(Problem details) Each line of the data below must be given again exactly as written.

▬▬▬

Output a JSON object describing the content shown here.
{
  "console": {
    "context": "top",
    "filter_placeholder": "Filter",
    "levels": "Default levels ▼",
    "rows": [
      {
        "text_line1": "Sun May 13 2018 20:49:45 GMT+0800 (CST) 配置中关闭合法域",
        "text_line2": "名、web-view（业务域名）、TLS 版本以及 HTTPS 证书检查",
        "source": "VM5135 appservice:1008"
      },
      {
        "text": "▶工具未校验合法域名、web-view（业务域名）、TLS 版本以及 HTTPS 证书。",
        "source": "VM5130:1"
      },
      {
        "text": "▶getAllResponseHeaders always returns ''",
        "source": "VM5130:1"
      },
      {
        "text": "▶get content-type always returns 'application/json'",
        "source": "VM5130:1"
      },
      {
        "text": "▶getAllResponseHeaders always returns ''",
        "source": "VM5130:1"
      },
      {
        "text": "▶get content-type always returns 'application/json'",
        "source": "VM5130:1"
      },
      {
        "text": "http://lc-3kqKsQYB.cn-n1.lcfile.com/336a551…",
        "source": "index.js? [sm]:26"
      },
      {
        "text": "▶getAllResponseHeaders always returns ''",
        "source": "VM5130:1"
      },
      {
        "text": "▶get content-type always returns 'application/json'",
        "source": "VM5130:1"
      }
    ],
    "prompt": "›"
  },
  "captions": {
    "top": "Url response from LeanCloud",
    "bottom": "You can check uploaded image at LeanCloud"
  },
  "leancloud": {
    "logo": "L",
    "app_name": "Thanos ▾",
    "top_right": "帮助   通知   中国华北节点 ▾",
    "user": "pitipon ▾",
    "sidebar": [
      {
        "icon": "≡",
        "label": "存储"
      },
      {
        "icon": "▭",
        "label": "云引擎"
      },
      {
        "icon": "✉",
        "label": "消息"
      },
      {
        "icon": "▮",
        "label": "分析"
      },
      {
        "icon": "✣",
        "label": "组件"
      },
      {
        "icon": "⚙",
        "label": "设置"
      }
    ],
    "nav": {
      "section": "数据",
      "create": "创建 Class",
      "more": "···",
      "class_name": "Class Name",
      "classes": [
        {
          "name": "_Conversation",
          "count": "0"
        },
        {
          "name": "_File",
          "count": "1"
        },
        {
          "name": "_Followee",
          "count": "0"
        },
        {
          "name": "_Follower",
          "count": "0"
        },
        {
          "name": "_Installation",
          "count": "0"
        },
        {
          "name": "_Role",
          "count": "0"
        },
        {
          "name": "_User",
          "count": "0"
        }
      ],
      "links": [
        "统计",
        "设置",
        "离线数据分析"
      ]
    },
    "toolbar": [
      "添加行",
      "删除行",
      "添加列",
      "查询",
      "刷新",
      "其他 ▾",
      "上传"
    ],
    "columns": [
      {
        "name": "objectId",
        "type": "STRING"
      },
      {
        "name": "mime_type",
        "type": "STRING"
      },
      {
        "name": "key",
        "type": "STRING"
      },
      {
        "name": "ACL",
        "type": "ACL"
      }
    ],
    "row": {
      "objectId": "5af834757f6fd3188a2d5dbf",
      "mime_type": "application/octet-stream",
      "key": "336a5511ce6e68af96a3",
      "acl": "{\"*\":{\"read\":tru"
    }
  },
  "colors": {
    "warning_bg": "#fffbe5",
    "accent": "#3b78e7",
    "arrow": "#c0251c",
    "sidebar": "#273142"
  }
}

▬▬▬

(Exercise solution)
Output a JSON object describing the content shown here.
{
  "console": {
    "context": "top",
    "filter_placeholder": "Filter",
    "levels": "Default levels ▼",
    "rows": [
      {
        "text_line1": "Sun May 13 2018 20:49:45 GMT+0800 (CST) 配置中关闭合法域",
        "text_line2": "名、web-view（业务域名）、TLS 版本以及 HTTPS 证书检查",
        "source": "VM5135 appservice:1008"
      },
      {
        "text": "▶工具未校验合法域名、web-view（业务域名）、TLS 版本以及 HTTPS 证书。",
        "source": "VM5130:1"
      },
      {
        "text": "▶getAllResponseHeaders always returns ''",
        "source": "VM5130:1"
      },
      {
        "text": "▶get content-type always returns 'application/json'",
        "source": "VM5130:1"
      },
      {
        "text": "▶getAllResponseHeaders always returns ''",
        "source": "VM5130:1"
      },
      {
        "text": "▶get content-type always returns 'application/json'",
        "source": "VM5130:1"
      },
      {
        "text": "http://lc-3kqKsQYB.cn-n1.lcfile.com/336a551…",
        "source": "index.js? [sm]:26"
      },
      {
        "text": "▶getAllResponseHeaders always returns ''",
        "source": "VM5130:1"
      },
      {
        "text": "▶get content-type always returns 'application/json'",
        "source": "VM5130:1"
      }
    ],
    "prompt": "›"
  },
  "captions": {
    "top": "Url response from LeanCloud",
    "bottom": "You can check uploaded image at LeanCloud"
  },
  "leancloud": {
    "logo": "L",
    "app_name": "Thanos ▾",
    "top_right": "帮助   通知   中国华北节点 ▾",
    "user": "pitipon ▾",
    "sidebar": [
      {
        "icon": "≡",
        "label": "存储"
      },
      {
        "icon": "▭",
        "label": "云引擎"
      },
      {
        "icon": "✉",
        "label": "消息"
      },
      {
        "icon": "▮",
        "label": "分析"
      },
      {
        "icon": "✣",
        "label": "组件"
      },
      {
        "icon": "⚙",
        "label": "设置"
      }
    ],
    "nav": {
      "section": "数据",
      "create": "创建 Class",
      "more": "···",
      "class_name": "Class Name",
      "classes": [
        {
          "name": "_Conversation",
          "count": "0"
        },
        {
          "name": "_File",
          "count": "1"
        },
        {
          "name": "_Followee",
          "count": "0"
        },
        {
          "name": "_Follower",
          "count": "0"
        },
        {
          "name": "_Installation",
          "count": "0"
        },
        {
          "name": "_Role",
          "count": "0"
        },
        {
          "name": "_User",
          "count": "0"
        }
      ],
      "links": [
        "统计",
        "设置",
        "离线数据分析"
      ]
    },
    "toolbar": [
      "添加行",
      "删除行",
      "添加列",
      "查询",
      "刷新",
      "其他 ▾",
      "上传"
    ],
    "columns": [
      {
        "name": "objectId",
        "type": "STRING"
      },
      {
        "name": "mime_type",
        "type": "STRING"
      },
      {
        "name": "key",
        "type": "STRING"
      },
      {
        "name": "ACL",
        "type": "ACL"
      }
    ],
    "row": {
      "objectId": "5af834757f6fd3188a2d5dbf",
      "mime_type": "application/octet-stream",
      "key": "336a5511ce6e68af96a3",
      "acl": "{\"*\":{\"read\":tru"
    }
  },
  "colors": {
    "warning_bg": "#fffbe5",
    "accent": "#3b78e7",
    "arrow": "#c0251c",
    "sidebar": "#273142"
  }
}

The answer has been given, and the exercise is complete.